LISTED ENTRIES:
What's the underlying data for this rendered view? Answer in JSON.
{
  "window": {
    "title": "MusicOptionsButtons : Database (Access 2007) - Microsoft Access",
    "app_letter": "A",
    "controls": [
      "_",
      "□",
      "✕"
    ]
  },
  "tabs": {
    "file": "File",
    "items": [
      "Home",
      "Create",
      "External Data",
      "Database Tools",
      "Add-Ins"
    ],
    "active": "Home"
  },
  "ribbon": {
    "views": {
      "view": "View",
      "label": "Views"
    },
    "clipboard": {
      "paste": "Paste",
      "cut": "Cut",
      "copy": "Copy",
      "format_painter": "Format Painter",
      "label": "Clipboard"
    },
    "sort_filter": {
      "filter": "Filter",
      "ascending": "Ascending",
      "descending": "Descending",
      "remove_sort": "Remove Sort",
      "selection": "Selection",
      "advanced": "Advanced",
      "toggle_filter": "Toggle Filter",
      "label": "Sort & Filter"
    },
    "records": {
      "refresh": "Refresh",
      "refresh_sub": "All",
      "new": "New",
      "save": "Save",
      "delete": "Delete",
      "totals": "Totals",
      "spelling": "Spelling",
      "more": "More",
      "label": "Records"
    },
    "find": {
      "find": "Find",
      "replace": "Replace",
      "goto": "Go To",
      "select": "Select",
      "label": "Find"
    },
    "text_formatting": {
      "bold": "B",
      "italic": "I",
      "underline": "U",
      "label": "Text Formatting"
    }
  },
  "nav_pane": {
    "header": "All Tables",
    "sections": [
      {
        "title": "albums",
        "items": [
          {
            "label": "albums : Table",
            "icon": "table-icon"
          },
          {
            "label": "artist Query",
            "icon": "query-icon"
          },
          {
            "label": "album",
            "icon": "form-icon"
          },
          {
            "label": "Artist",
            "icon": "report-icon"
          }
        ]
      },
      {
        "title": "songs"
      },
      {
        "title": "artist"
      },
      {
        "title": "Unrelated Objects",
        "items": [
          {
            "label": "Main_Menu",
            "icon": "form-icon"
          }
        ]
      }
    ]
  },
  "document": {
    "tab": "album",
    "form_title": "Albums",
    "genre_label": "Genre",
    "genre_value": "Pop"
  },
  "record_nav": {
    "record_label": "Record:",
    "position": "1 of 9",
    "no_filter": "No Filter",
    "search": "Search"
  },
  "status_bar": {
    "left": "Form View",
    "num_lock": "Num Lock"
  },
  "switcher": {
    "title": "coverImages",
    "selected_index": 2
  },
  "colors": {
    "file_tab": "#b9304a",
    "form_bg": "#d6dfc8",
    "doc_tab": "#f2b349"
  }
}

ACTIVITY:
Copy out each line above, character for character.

RESPONSE AREA:
What's the underlying data for this rendered view? Answer in JSON.
{
  "window": {
    "title": "MusicOptionsButtons : Database (Access 2007) - Microsoft Access",
    "app_letter": "A",
    "controls": [
      "_",
      "□",
      "✕"
    ]
  },
  "tabs": {
    "file": "File",
    "items": [
      "Home",
      "Create",
      "External Data",
      "Database Tools",
      "Add-Ins"
    ],
    "active": "Home"
  },
  "ribbon": {
    "views": {
      "view": "View",
      "label": "Views"
    },
    "clipboard": {
      "paste": "Paste",
      "cut": "Cut",
      "copy": "Copy",
      "format_painter": "Format Painter",
      "label": "Clipboard"
    },
    "sort_filter": {
      "filter": "Filter",
      "ascending": "Ascending",
      "descending": "Descending",
      "remove_sort": "Remove Sort",
      "selection": "Selection",
      "advanced": "Advanced",
      "toggle_filter": "Toggle Filter",
      "label": "Sort & Filter"
    },
    "records": {
      "refresh": "Refresh",
      "refresh_sub": "All",
      "new": "New",
      "save": "Save",
      "delete": "Delete",
      "totals": "Totals",
      "spelling": "Spelling",
      "more": "More",
      "label": "Records"
    },
    "find": {
      "find": "Find",
      "replace": "Replace",
      "goto": "Go To",
      "select": "Select",
      "label": "Find"
    },
    "text_formatting": {
      "bold": "B",
      "italic": "I",
      "underline": "U",
      "label": "Text Formatting"
    }
  },
  "nav_pane": {
    "header": "All Tables",
    "sections": [
      {
        "title": "albums",
        "items": [
          {
            "label": "albums : Table",
            "icon": "table-icon"
          },
          {
            "label": "artist Query",
            "icon": "query-icon"
          },
          {
            "label": "album",
            "icon": "form-icon"
          },
          {
            "label": "Artist",
            "icon": "report-icon"
          }
        ]
      },
      {
        "title": "songs"
      },
      {
        "title": "artist"
      },
      {
        "title": "Unrelated Objects",
        "items": [
          {
            "label": "Main_Menu",
            "icon": "form-icon"
          }
        ]
      }
    ]
  },
  "document": {
    "tab": "album",
    "form_title": "Albums",
    "genre_label": "Genre",
    "genre_value": "Pop"
  },
  "record_nav": {
    "record_label": "Record:",
    "position": "1 of 9",
    "no_filter": "No Filter",
    "search": "Search"
  },
  "status_bar": {
    "left": "Form View",
    "num_lock": "Num Lock"
  },
  "switcher": {
    "title": "coverImages",
    "selected_index": 2
  },
  "colors": {
    "file_tab": "#b9304a",
    "form_bg": "#d6dfc8",
    "doc_tab": "#f2b349"
  }
}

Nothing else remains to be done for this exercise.